In some states — New York, North Carolina and Texas — one must also show the existence of special damages that may be the result, for instance, of the proceeding interfering with the plaintiff's freedom (e.g. arrest), property (e.g. attachment), or other similarly dire consequences going far beyond the physical, psychological or financial demands of defending a law suit. Proving this can be a significant hurdle, but has been deemed necessary by some courts to protect the policy of law, which is intended to afford fair opportunity to all to have their claims heard in court.
Canada has yet to confirm that liability for malicious prosecution can be established in civil proceedings, though the courts here have allowed, in limited contexts, similar claims against individuals other than the Attorney General or Crown prosecutors. In 1990 the Ontario Divisional Court held in Stoffman v Ontario Veterinary Association that a professional regulator could be sued for malicious prosecution based on wrongfully instituted disciplinary proceedings. In a 2013 ruling, Jo v Alberta, the Alberta Court of Queen's Bench imported malicious prosecution claims into child welfare proceedings. Importantly, in Drainville v Vilchez, the Ontario Superior Court of Justice also allowed a claim against an individual who had wrongfully reported an incident to the police and even awarded damages of $23,866.37.

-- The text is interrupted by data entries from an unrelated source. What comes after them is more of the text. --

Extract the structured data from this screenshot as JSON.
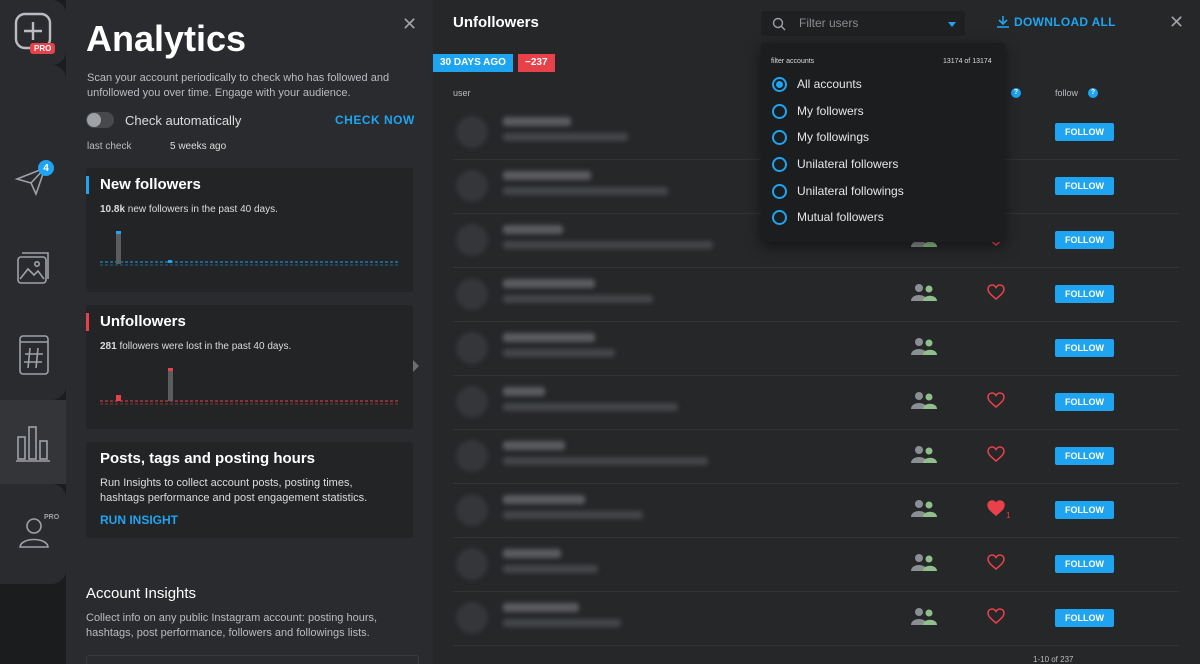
{
  "rail": {
    "pro_label": "PRO",
    "notification_count": "4",
    "profile_pro_label": "PRO"
  },
  "analytics": {
    "title": "Analytics",
    "intro": "Scan your account periodically to check who has followed and unfollowed you over time. Engage with your audience.",
    "check_auto_label": "Check automatically",
    "check_now": "CHECK NOW",
    "last_check_label": "last check",
    "last_check_value": "5 weeks ago",
    "new_followers": {
      "title": "New followers",
      "count": "10.8k",
      "desc": " new followers in the past 40 days.",
      "accent": "#1ea4f0"
    },
    "unfollowers": {
      "title": "Unfollowers",
      "count": "281",
      "desc": " followers were lost in the past 40 days.",
      "accent": "#e8414a"
    },
    "posts": {
      "title": "Posts, tags and posting hours",
      "desc": "Run Insights to collect account posts, posting times, hashtags performance and post engagement statistics.",
      "action": "RUN INSIGHT"
    },
    "account_insights": {
      "title": "Account Insights",
      "desc": "Collect info on any public Instagram account: posting hours, hashtags, post performance, followers and followings lists."
    }
  },
  "main": {
    "title": "Unfollowers",
    "filter_placeholder": "Filter users",
    "download_all": "DOWNLOAD ALL",
    "tag_days": "30 DAYS AGO",
    "tag_delta": "−237",
    "col_user": "user",
    "col_follow": "follow",
    "follow_label": "FOLLOW",
    "pager": "1-10 of 237",
    "rows": [
      {
        "frx": false,
        "heart": "none",
        "count": ""
      },
      {
        "frx": false,
        "heart": "outline",
        "count": ""
      },
      {
        "frx": true,
        "heart": "outline",
        "count": ""
      },
      {
        "frx": true,
        "heart": "outline",
        "count": ""
      },
      {
        "frx": true,
        "heart": "none",
        "count": ""
      },
      {
        "frx": true,
        "heart": "outline",
        "count": ""
      },
      {
        "frx": true,
        "heart": "outline",
        "count": ""
      },
      {
        "frx": true,
        "heart": "filled",
        "count": "1"
      },
      {
        "frx": true,
        "heart": "outline",
        "count": ""
      },
      {
        "frx": true,
        "heart": "outline",
        "count": ""
      }
    ]
  },
  "dropdown": {
    "label": "filter accounts",
    "count": "13174 of 13174",
    "options": [
      {
        "label": "All accounts",
        "selected": true
      },
      {
        "label": "My followers",
        "selected": false
      },
      {
        "label": "My followings",
        "selected": false
      },
      {
        "label": "Unilateral followers",
        "selected": false
      },
      {
        "label": "Unilateral followings",
        "selected": false
      },
      {
        "label": "Mutual followers",
        "selected": false
      }
    ]
  },
  "colors": {
    "accent": "#1ea4f0",
    "danger": "#e8414a",
    "friends": "#8a8f94"
  }
}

A tort for malicious prosecution in a civil context may be allowable in Canada. In criminal proceedings the test is highly similar to ones relied upon in in the U.K. and in the U.S. (particularly in the states which do not require the "special damages" factor).
Proponents argue that a tort for malicious prosecution would deter bad faith conduct by defendants, encourage pre-litigation due diligence, maintain the integrity of the judicial process by preventing frivolous actions, and preserve judicial economy by limiting baseless actions.
Critics respond that there are other disincentives to frivolous litigation (namely the ability to award costs) and that recognizing a new tort would actually increase, rather than decrease, the burden on the legal system. In Stoffman, the court addressed some of these concerns in the administrative context. Specifically, it stated that the risks of a chilling effect on legitimate prosecutions and opening the floodgates of litigation were mitigated by the onerous and strict burden on the plaintiff with respect to establishing malice and the absence of reasonable and probable cause. What’s more, a recent study in Ontario shows there is no evidence that extending the tort to the administrative context opened the floodgates to litigation in the last 25 years.
While Canada continues to be reluctant to expand the tort of malicious prosecution outside of criminal proceedings, the recent decision of the U.K. Supreme Court in Willers and of the Ontario Superior Court in Drainville, suggest that it may be time for Canada to officially give the tort of malicious prosecution of criminal proceedings a new sibling in the civil context.
Jasmine Lothian is an articling student with MLT Aikins. The author's views are her own.